About this task |
The task calls for every entry to be printed word for word, without the images.

Start of Data extract

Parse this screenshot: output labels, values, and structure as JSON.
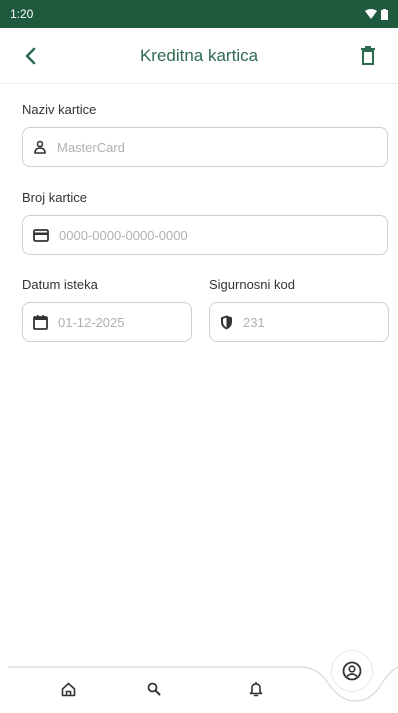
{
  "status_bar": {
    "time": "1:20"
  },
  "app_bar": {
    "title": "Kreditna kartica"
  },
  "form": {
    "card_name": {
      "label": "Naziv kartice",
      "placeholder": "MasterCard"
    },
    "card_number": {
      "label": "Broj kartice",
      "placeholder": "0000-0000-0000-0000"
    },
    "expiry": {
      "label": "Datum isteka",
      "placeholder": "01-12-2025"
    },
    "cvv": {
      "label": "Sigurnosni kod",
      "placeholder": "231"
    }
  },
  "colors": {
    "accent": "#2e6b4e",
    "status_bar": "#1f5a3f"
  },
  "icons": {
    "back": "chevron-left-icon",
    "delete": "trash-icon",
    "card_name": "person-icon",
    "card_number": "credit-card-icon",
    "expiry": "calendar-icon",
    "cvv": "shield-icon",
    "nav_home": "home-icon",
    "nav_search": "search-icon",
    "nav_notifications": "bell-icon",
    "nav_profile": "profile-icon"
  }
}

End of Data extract

Response to this exercise |
Parse this screenshot: output labels, values, and structure as JSON.
{
  "status_bar": {
    "time": "1:20"
  },
  "app_bar": {
    "title": "Kreditna kartica"
  },
  "form": {
    "card_name": {
      "label": "Naziv kartice",
      "placeholder": "MasterCard"
    },
    "card_number": {
      "label": "Broj kartice",
      "placeholder": "0000-0000-0000-0000"
    },
    "expiry": {
      "label": "Datum isteka",
      "placeholder": "01-12-2025"
    },
    "cvv": {
      "label": "Sigurnosni kod",
      "placeholder": "231"
    }
  },
  "colors": {
    "accent": "#2e6b4e",
    "status_bar": "#1f5a3f"
  },
  "icons": {
    "back": "chevron-left-icon",
    "delete": "trash-icon",
    "card_name": "person-icon",
    "card_number": "credit-card-icon",
    "expiry": "calendar-icon",
    "cvv": "shield-icon",
    "nav_home": "home-icon",
    "nav_search": "search-icon",
    "nav_notifications": "bell-icon",
    "nav_profile": "profile-icon"
  }
}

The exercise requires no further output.